star from collapsing under its own gravity. When there is no more fuel left,
after a relatively short period of burning heavier elements, the star
While the core of a low-mass star, i.e. weighing less than 8 Solar masses, contracts to a white dwarf,
for a more massive star nothing can prevent the catastrophe:
The extreme pressure forces the electrons to be squeezed into the protons, making the inner core collapse even further to a neutron star.
While this star has a radius of but 10 km, it contains as much mass, or even more, as our Sun.
The remaining mass of the original star rebounces on the compact surface of the neutron star and is ejected in a tremendous explosion,
causing it to brighten up enormously and then gradually fade.
At peak light output, supernova explosions can outshine a galaxy.
The outer layers of the exploding star are blasted out in a radioactive cloud.
This expanding cloud, visible long after the initial explosion fades from view, forms a supernova remnant.
If the neutron core is more massive than 2 – 3 Solar masses, not even the pressure of the neutrons can hold it up, and it collapses to a black hole.
Historically, supernovae were referred to as "novae" or "new stars", while the Chinese referred to them as "guest stars" (and the Icelandics call them "exploder stars").
Important supernova in the
- in 134 B.C., observed by Hipparchus, which led him to make a catalog of stellar positions;
- in 1054 A.D. in the constellation of Taurus, leaving behind the supernova remnant now known as the Crab Nebula.

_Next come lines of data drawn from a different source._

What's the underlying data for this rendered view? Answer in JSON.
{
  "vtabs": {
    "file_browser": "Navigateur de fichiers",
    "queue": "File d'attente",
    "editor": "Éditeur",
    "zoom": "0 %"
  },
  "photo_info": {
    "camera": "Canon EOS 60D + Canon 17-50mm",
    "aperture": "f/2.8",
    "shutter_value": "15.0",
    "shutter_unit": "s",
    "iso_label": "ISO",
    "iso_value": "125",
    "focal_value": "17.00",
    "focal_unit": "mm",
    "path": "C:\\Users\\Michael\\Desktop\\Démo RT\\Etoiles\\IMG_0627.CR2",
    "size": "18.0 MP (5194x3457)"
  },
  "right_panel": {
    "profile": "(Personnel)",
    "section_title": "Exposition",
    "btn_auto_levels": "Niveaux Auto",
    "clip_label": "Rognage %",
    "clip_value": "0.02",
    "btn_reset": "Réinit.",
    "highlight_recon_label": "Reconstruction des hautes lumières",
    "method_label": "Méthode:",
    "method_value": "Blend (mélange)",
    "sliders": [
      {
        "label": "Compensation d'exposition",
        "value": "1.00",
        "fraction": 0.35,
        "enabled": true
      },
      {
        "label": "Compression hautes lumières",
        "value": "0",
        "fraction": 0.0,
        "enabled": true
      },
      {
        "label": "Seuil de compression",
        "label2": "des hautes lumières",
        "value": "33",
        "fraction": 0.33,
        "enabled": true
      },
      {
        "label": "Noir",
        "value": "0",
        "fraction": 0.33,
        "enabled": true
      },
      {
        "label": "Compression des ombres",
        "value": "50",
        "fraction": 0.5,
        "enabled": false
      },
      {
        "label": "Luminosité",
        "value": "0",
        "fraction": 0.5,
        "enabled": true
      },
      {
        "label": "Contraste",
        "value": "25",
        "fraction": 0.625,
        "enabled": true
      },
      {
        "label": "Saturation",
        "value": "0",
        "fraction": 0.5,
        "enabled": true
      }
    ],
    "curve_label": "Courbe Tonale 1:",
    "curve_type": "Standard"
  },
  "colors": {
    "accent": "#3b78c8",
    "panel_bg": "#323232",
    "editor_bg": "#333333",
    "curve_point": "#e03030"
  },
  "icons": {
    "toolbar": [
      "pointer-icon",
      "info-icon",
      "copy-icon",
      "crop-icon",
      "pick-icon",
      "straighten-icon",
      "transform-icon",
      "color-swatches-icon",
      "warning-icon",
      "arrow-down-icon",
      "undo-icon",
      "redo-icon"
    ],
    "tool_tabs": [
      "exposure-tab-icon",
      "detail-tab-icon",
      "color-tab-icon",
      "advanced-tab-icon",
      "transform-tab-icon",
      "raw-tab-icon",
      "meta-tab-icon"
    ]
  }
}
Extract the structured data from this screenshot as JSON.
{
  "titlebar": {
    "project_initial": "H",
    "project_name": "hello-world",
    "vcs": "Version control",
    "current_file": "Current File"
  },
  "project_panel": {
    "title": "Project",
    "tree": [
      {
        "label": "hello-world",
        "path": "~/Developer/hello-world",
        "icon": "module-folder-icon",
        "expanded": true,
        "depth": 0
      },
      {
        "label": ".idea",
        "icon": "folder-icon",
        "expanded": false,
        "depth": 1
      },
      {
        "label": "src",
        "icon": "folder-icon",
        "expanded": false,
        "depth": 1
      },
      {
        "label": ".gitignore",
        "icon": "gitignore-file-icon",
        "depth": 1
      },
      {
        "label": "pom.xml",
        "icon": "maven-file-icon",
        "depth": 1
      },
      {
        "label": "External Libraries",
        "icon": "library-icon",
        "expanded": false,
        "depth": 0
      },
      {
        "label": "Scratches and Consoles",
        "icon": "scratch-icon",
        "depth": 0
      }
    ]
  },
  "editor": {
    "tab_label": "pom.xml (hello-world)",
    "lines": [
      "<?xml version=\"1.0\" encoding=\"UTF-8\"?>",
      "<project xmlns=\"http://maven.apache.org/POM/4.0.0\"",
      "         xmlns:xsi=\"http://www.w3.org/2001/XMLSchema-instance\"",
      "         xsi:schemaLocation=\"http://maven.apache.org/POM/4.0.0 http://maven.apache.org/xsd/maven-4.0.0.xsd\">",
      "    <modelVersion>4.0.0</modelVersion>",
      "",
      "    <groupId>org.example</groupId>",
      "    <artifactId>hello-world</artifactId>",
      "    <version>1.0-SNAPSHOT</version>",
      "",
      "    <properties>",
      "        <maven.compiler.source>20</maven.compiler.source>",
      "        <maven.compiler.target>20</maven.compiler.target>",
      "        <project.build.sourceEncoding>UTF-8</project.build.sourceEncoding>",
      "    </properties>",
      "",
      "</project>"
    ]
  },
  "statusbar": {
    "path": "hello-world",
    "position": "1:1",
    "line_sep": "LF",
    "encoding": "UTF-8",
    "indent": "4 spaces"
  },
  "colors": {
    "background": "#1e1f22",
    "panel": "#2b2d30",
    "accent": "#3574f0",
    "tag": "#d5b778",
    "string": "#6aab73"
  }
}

It was observed for several days in the daytime by the Chinese and Pueblo Indians in New Mexico, though not a single European recording exists;
- in 1572, observed by Tycho Brahe who found the object had to be at a distance comparable to the stars, thus demonstrating that the starry sky was not unchangable.
- in 1987,